[[ EXTRACTED MATERIAL open ]]

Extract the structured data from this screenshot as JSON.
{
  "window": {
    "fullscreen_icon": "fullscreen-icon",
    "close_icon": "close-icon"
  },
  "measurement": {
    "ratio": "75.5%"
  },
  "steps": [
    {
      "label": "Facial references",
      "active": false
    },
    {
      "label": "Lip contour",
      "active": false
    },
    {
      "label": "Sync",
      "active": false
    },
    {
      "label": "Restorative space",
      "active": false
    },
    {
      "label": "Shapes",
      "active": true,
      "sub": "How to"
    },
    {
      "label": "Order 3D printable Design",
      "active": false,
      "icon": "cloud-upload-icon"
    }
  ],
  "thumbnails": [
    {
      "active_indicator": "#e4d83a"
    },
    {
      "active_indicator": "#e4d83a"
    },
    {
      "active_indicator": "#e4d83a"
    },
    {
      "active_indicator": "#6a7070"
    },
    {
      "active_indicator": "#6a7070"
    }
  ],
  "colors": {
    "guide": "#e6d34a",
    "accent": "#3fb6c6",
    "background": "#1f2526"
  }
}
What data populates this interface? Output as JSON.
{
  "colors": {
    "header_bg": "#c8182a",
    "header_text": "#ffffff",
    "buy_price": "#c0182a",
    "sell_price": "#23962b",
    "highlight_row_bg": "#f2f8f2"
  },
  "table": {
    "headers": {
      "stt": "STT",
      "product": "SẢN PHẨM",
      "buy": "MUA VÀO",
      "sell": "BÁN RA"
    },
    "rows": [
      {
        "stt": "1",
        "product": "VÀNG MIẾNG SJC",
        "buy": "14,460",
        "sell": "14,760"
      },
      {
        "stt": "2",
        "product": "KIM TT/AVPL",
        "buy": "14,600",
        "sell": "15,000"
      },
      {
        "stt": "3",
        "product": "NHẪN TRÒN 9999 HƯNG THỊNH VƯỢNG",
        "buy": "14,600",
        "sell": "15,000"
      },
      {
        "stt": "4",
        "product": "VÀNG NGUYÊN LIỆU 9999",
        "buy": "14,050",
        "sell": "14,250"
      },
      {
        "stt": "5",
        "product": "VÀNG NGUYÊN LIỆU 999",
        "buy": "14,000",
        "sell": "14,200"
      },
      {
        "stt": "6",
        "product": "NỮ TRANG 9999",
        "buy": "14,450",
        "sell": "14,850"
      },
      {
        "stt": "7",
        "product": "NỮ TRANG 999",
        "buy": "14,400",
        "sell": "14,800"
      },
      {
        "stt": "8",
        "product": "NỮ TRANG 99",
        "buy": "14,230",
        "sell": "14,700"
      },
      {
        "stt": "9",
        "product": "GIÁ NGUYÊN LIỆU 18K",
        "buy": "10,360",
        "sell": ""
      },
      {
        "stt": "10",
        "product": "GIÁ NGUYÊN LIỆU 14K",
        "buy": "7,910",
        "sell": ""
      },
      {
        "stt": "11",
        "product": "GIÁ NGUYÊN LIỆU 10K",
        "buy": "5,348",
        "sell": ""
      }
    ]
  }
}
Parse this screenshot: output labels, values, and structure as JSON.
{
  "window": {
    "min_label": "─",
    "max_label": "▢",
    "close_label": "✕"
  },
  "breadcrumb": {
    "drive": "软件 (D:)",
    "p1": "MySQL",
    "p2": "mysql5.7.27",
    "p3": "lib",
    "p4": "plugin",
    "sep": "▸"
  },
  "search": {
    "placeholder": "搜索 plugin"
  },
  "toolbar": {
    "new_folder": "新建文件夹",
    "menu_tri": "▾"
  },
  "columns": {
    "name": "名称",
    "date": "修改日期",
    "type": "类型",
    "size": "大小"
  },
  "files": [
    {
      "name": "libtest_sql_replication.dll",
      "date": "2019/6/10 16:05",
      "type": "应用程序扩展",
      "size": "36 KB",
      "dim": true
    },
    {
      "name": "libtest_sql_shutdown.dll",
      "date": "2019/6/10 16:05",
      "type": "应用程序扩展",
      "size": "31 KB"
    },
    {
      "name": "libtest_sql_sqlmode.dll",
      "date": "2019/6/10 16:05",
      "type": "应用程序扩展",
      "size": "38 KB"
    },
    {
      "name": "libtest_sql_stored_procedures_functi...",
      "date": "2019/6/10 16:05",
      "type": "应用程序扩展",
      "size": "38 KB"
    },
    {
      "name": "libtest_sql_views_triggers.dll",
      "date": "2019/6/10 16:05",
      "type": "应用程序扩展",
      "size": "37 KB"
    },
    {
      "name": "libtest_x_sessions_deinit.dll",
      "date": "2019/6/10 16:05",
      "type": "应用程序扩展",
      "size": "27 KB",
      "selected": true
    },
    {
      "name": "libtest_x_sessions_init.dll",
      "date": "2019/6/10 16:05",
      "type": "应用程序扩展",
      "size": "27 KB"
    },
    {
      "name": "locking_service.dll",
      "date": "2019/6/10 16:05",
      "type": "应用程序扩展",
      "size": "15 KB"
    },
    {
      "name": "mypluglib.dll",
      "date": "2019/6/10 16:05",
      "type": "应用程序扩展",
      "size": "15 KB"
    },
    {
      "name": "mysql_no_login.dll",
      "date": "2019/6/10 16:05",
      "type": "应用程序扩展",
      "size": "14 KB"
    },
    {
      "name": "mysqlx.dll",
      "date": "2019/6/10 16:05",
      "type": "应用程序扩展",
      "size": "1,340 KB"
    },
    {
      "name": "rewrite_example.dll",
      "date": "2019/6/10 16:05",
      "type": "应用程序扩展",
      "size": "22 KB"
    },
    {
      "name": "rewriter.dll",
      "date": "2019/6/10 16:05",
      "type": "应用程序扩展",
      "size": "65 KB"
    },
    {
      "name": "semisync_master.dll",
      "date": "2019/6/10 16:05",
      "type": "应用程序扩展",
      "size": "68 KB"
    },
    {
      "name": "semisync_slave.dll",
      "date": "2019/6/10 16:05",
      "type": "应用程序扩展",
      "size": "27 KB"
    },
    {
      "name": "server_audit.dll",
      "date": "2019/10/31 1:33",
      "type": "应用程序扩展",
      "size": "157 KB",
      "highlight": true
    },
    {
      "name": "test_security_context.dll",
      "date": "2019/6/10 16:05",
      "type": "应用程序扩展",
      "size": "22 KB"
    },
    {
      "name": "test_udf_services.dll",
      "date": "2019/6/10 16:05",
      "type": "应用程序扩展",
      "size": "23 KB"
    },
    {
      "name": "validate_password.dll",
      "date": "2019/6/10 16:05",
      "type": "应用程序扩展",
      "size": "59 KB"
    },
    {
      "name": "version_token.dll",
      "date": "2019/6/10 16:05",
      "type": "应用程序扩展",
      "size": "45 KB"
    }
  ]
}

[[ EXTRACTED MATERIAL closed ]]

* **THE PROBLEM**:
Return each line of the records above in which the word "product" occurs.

* **RESPONSE FOR THIS EXERCISE**:
      "product": "SẢN PHẨM",
        "product": "VÀNG MIẾNG SJC",
        "product": "KIM TT/AVPL",
        "product": "NHẪN TRÒN 9999 HƯNG THỊNH VƯỢNG",
        "product": "VÀNG NGUYÊN LIỆU 9999",
        "product": "VÀNG NGUYÊN LIỆU 999",
        "product": "NỮ TRANG 9999",
        "product": "NỮ TRANG 999",
        "product": "NỮ TRANG 99",
        "product": "GIÁ NGUYÊN LIỆU 18K",
        "product": "GIÁ NGUYÊN LIỆU 14K",
        "product": "GIÁ NGUYÊN LIỆU 10K",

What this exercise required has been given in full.